MAR 28, 2018 08:08 PM PDT

Space Had a Small but Long-lasting Effect on Genes

WRITTEN BY: Carmen Leitch

Astronaut Scott Kelly and his identical twin Mark participated in NASA's twin study to assess what effect space travel had on the body. Indeed, going to space increased inflammation, created shifts in nutrient levels and was stressful due to oxygen deprivation. All of that acted to change the expression of many different genes. Telomeres, the caps on the ends of chromosomes, also lengthened during Scott's time in space.

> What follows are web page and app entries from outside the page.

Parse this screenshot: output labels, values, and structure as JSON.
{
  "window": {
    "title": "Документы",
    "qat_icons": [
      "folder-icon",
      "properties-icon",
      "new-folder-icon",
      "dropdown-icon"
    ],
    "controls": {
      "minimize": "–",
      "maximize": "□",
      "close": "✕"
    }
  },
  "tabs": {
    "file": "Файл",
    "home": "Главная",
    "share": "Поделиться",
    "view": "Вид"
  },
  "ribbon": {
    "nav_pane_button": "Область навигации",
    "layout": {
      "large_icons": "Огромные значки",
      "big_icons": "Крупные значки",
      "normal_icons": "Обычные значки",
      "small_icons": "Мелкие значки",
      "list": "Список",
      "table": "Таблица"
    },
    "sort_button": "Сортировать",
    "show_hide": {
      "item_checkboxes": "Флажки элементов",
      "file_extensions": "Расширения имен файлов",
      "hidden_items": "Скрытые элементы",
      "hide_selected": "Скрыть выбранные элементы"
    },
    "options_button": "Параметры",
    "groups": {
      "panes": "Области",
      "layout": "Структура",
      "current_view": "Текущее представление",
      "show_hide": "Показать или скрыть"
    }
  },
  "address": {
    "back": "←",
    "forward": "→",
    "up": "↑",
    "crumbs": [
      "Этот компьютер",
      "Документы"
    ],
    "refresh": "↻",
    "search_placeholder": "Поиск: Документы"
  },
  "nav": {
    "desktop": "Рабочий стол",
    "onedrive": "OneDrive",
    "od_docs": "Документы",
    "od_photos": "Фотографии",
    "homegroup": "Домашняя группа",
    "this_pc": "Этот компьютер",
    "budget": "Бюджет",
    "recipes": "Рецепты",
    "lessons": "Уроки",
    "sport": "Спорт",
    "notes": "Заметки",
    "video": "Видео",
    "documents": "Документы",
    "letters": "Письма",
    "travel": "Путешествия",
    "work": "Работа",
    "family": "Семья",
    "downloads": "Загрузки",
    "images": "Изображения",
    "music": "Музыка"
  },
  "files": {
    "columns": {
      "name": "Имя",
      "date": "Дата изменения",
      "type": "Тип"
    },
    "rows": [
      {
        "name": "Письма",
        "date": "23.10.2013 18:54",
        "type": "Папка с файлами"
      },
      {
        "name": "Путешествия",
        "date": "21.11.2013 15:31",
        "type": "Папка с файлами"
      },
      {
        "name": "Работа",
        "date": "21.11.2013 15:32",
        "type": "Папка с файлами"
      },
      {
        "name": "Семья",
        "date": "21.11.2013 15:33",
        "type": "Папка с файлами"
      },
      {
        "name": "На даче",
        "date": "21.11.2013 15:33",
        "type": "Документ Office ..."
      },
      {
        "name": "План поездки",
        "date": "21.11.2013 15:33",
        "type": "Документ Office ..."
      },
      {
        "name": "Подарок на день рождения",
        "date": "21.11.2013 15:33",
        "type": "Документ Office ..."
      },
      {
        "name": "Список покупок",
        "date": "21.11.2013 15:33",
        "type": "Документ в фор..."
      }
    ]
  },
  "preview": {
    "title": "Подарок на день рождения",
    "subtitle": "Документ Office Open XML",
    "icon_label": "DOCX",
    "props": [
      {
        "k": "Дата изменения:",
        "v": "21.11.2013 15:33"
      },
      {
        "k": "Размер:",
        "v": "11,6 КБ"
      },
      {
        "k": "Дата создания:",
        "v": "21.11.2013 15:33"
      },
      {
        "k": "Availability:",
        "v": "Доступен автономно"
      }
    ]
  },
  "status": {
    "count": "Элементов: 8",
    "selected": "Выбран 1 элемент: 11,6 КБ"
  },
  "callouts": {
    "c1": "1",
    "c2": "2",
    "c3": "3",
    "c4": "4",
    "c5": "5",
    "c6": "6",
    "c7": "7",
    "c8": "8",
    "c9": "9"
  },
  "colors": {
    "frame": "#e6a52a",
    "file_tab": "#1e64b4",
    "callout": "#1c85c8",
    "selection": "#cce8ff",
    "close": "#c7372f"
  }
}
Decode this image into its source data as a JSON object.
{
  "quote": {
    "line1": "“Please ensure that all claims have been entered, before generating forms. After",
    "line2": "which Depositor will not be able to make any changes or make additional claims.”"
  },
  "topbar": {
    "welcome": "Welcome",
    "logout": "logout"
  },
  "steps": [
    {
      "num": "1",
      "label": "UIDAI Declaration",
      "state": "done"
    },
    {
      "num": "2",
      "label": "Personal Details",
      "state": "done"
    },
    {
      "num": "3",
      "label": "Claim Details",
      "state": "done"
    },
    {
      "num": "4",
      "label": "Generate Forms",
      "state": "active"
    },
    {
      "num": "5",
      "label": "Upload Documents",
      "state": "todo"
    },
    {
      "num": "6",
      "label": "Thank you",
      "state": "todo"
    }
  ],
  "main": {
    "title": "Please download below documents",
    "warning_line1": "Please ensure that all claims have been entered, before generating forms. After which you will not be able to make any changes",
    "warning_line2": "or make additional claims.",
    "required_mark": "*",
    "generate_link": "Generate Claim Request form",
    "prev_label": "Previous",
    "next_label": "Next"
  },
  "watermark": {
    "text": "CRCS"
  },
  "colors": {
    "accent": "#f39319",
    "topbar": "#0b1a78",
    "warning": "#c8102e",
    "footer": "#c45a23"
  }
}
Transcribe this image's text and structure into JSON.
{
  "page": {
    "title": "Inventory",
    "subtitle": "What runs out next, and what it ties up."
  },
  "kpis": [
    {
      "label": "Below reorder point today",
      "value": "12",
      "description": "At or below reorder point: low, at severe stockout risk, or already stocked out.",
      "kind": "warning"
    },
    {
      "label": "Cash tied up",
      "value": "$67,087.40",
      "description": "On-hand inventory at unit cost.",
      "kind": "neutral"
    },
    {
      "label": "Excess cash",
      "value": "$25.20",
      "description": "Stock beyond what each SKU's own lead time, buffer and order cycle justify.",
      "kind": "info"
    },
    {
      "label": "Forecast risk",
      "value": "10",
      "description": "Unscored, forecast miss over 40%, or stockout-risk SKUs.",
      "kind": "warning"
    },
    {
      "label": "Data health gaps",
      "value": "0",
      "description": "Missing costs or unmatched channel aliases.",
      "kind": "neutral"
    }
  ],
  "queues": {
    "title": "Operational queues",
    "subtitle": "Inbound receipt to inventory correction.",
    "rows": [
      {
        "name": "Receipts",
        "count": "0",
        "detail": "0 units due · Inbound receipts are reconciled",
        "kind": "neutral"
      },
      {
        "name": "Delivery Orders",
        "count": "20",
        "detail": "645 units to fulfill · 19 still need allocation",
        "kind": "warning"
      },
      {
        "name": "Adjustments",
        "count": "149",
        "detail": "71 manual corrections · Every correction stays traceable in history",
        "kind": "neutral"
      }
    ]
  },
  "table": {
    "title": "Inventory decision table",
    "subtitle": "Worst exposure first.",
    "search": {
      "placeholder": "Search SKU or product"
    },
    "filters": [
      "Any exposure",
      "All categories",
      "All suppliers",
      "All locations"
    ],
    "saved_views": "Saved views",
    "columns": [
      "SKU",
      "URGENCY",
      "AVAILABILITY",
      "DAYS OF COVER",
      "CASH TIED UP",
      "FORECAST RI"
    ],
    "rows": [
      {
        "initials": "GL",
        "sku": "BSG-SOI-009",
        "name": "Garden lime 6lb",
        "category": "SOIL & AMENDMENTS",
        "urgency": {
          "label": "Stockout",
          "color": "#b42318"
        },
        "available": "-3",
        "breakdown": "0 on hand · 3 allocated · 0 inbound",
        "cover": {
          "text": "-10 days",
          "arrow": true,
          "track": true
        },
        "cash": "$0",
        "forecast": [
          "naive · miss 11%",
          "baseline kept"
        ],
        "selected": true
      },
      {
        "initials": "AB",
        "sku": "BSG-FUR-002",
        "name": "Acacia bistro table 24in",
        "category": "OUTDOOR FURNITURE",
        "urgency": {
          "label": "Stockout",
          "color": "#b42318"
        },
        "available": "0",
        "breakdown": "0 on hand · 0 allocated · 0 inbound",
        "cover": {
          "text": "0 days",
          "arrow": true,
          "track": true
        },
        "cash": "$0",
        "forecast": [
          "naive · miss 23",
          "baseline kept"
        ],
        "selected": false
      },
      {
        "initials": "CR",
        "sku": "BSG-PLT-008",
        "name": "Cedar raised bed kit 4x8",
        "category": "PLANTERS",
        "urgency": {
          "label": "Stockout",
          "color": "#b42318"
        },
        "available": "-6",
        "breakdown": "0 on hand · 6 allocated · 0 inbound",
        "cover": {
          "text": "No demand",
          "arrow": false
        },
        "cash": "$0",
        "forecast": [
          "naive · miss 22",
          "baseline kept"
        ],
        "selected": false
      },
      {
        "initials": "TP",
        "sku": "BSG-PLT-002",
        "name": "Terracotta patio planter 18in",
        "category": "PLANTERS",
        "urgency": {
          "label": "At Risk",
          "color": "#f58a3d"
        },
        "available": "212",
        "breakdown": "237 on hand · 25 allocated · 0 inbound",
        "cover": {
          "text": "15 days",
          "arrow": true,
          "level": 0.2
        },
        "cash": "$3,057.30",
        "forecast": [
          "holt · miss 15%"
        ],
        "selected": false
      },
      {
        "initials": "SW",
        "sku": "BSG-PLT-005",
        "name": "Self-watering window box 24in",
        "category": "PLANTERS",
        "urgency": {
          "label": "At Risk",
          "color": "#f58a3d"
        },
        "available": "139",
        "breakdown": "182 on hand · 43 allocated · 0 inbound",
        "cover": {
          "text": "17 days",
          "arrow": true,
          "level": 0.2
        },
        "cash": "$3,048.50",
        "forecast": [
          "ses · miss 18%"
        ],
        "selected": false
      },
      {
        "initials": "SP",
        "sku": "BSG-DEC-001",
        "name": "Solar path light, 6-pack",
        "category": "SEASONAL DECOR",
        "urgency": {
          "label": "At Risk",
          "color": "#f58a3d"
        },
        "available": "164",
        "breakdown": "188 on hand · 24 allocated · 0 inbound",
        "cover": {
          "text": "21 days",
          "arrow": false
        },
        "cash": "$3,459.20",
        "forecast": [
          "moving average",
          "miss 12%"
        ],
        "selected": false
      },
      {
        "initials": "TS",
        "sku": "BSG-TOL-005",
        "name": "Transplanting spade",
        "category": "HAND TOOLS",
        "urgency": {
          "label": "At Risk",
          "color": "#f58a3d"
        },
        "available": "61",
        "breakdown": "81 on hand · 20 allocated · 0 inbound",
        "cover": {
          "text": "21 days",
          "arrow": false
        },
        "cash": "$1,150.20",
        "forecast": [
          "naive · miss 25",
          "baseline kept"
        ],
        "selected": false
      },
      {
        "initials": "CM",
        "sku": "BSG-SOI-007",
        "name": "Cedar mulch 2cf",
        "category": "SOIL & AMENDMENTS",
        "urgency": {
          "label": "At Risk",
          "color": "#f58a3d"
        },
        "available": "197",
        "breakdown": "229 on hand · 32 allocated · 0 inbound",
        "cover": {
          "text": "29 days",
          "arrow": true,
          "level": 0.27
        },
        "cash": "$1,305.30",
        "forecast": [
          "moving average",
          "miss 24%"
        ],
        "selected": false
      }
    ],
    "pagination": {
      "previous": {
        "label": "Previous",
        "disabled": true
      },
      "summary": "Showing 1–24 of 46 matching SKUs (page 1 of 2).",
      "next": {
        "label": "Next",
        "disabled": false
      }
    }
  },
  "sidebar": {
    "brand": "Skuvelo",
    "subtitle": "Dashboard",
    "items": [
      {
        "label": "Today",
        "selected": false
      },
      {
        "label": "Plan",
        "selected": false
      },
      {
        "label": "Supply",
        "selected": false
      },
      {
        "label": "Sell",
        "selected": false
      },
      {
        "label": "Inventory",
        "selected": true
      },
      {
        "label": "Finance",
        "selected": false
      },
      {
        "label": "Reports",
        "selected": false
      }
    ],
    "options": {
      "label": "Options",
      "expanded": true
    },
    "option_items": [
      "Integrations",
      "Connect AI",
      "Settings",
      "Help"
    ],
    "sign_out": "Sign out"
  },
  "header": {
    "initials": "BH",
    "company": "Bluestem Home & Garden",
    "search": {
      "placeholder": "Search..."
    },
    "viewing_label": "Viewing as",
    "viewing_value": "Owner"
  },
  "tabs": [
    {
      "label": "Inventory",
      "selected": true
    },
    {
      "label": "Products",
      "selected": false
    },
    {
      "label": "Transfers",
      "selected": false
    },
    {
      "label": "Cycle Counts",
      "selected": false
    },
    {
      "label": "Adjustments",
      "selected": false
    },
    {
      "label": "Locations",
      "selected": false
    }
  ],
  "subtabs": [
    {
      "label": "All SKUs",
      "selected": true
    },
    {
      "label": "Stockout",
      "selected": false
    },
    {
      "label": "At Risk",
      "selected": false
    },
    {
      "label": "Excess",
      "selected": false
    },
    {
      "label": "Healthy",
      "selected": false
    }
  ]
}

Now that Scott has been back on Earth for two years, the study has found that there was no "fundamental change" to his DNA, according to NASA. However, seven percent of the genes that were altered during spaceflight have not returned to their typical expression levels, although the remaining 93 percent did. That change is comparable to the effects of some other strenuous activities that people might undertake, said NASA, like diving or mountain climbing.
About the Author
  • Experienced research scientist and technical expert with authorships on 28 peer-reviewed publications, traveler to over 60 countries, published photographer and internationally-exhibited painter, volunteer trained in disaster-response, CPR and DV counseling.
You May Also Like
NOV 14, 2019
Plants & Animals
NOV 14, 2019
All Squirrels Enjoy Nuts, and Some Shamelessly Steal Them
It’s no secret that squirrels enjoy eating nuts, but a lesser known fact is that many of these cunning rodents also enjoy the thrill and easy reward...
NOV 14, 2019
Space & Astronomy
NOV 14, 2019
The Universe is So Vast That Even the Speed of Light Seems Insignificant
When astronomers measure the distance between two distant objects in outer space, the term ‘light-year’ gets tossed around somewhat frequently....
NOV 14, 2019
Earth & The Environment
NOV 14, 2019
Greenland's Summer Melt Helps Scientists Track Sea Level Rise
This summer, the Greenland Ice Sheet experienced a significant melting event not seen since 2002, mainly due to the heatwave that swept through most of Eur...
NOV 14, 2019
Cardiology
NOV 14, 2019
Protein Build-Up Places Heart at Risk
Amyloidosis is a disease caused by protein buildup in the body. These abnormal proteins, called amyloids, are produced in the bone marrow. Multiple types o...
NOV 14, 2019
Earth & The Environment
NOV 14, 2019
Study Confirms Hurricanes are Getting Much Worse
If it seems like hurricanes have become more destructive in recent years, it’s because they have. Thanks to a new damage-framing method accounting fo...
NOV 14, 2019
Plants & Animals
NOV 14, 2019
Triggerfish Are Lobsters' Worst Enemies
Lobsters, just like many other animals, follow migration patterns. They are often observed traveling in large packs, marching in straight lines across the...
Loading Comments...